Sunday, November 18, 2012

Operator overloading in Java

Java doesn't allow the programmer to overload operators e.g. +,-,/,*. Java left some of the features that are supported in C++ e.g. no pointers in Java , no pass by reference in Java and no support for multiple inheritance .

Most people will think that + is overloaded in Java . For example
int a=4+3;
String blog="java"+"latte";
+is used for for addition and string concatenation.
Here is the misunderstanding what operator overloading actually means.

While technically speaking, Java does not support operator overloading at all. The behavior of the two '+' operator with respect to String and numeric type do give the appearance of single operator overload with respect to programmer aspect. 
This is fundamentally different from operator overloading defined by C++ and C# for example.

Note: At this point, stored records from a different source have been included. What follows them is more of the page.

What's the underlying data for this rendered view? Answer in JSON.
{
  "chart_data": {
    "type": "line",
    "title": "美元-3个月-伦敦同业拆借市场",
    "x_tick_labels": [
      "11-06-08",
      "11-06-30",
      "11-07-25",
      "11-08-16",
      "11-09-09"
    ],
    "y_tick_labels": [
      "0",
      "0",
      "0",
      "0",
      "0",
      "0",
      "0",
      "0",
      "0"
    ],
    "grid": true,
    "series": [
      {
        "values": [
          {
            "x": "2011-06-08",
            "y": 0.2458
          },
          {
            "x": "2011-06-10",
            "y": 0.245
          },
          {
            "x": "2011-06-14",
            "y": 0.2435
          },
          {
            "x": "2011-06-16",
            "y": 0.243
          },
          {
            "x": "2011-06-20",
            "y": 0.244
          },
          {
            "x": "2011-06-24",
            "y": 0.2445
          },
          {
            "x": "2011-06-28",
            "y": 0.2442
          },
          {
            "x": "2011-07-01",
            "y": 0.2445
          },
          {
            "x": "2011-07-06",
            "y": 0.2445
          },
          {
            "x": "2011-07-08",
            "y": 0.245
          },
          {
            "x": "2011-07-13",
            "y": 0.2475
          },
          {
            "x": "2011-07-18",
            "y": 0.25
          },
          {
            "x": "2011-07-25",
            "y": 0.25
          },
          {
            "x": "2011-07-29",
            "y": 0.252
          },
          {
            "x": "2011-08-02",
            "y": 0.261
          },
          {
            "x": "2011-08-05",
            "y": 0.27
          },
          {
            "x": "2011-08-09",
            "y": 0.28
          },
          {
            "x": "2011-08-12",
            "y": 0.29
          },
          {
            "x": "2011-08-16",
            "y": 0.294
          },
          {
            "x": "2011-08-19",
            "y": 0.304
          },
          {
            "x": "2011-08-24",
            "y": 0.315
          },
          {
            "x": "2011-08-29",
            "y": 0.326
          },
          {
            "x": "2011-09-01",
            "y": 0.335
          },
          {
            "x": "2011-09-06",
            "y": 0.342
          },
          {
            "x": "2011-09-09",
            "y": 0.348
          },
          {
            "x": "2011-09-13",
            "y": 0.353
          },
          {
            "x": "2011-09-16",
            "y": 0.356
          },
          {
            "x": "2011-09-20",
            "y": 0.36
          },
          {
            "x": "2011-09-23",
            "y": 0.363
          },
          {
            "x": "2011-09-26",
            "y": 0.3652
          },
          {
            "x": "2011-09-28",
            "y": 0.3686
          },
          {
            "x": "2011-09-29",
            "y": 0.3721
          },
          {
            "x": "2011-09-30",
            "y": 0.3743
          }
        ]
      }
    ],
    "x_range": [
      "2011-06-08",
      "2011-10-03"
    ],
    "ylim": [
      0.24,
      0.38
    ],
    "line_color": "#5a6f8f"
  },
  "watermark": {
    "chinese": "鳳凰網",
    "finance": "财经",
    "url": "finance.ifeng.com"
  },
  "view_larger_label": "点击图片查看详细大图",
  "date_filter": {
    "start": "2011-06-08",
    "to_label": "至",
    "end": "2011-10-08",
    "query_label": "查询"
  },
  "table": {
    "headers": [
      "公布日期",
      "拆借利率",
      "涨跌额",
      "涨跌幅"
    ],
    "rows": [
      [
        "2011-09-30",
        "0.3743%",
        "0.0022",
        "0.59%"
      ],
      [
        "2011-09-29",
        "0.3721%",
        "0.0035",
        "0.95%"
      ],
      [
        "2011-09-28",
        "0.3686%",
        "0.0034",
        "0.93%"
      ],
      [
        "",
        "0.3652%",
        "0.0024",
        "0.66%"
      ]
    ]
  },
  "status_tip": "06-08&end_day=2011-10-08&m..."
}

Let me give you an example

The Java language provide the special support for string concatenation operator (+). String concatenation is implemented through the StringBuffer ( or String Builder ) class and its append methods. String conversions are implemented the string method toString(), defined by Object class and inherited by the all java classes. 

Unlike c++, this is compile time operation ... not operator overloading.when you type.....

String blog="Java-"+"latte"+".blogspot."+"in"+5;

compiler change this to

String blog=new StringBuilder("Java-").append("latte").append(".blogspot.").append("in").append(new Integer(5).toString()).toString().

This is not operator overloading. It is also not a runtime expression.It is not a part of string class. 
You can think of it as macro being expanded at compile time if you compare it to something from C++ perspective.

Most basic reason behind not supporting operator overloading is 

1. Simplicity and cleanliness 

C++ has proven by example that operator overloading makes code almost impossible to maintain.Simple and clear design is goal of the Java designer,they don't want to replicate the language but want to have clear, truly OO language. Operator overloading make the design complex and also slow the JVM because it need to do extra work to identify the actual meaning of operator and reduce the opportunity to optimize language by guarantee behavior of operator in Java.

2. Avoid programming Error

If you allow programmer to do operator overloading they will come with different meaning of the same operator, it will make difficult to learn and make things more confusing and messing.

3. JVM complexity

From JVM perspective operator overloading is more difficult. If same thing can be achieved by using method overloading in more intuitive and clean way, it does not make sense to support operator overloading.


Things which can be achieved through operator overloading can be achieved through method overloading using more intuitive and clean way, that might be the reason behind not supporting operator overloading.

When Java Developer explains to developer why operator overloading is useless.

1 comment:

  1. A lot of this is plain incorrect.

    For example, the statement "From JVM perspective operator overloading is more difficult", is wrong. Why and how would it matter to the JVM which compiles bytecode? Operators are literally just functions. The compiler could translate them appropriately as the compilers for dozens of other languages do.

    Also, you state that "If same thing can be achieved by using method overloading in more intuitive and clean way, it does not make sense to support operator overloading.", but how is myBigInt.Add(myOtherBigInt) more intuitive than myBigInt + myOtherBigInt? It is not.

    String blog=new StringBuilder("Java-").append("latte").append(".blogspot.").append("in").append(new Integer(5).toString()).toString();

    Is most definitely a runtime operation. The reason operator + works on strings is because strings are treated specially by the language.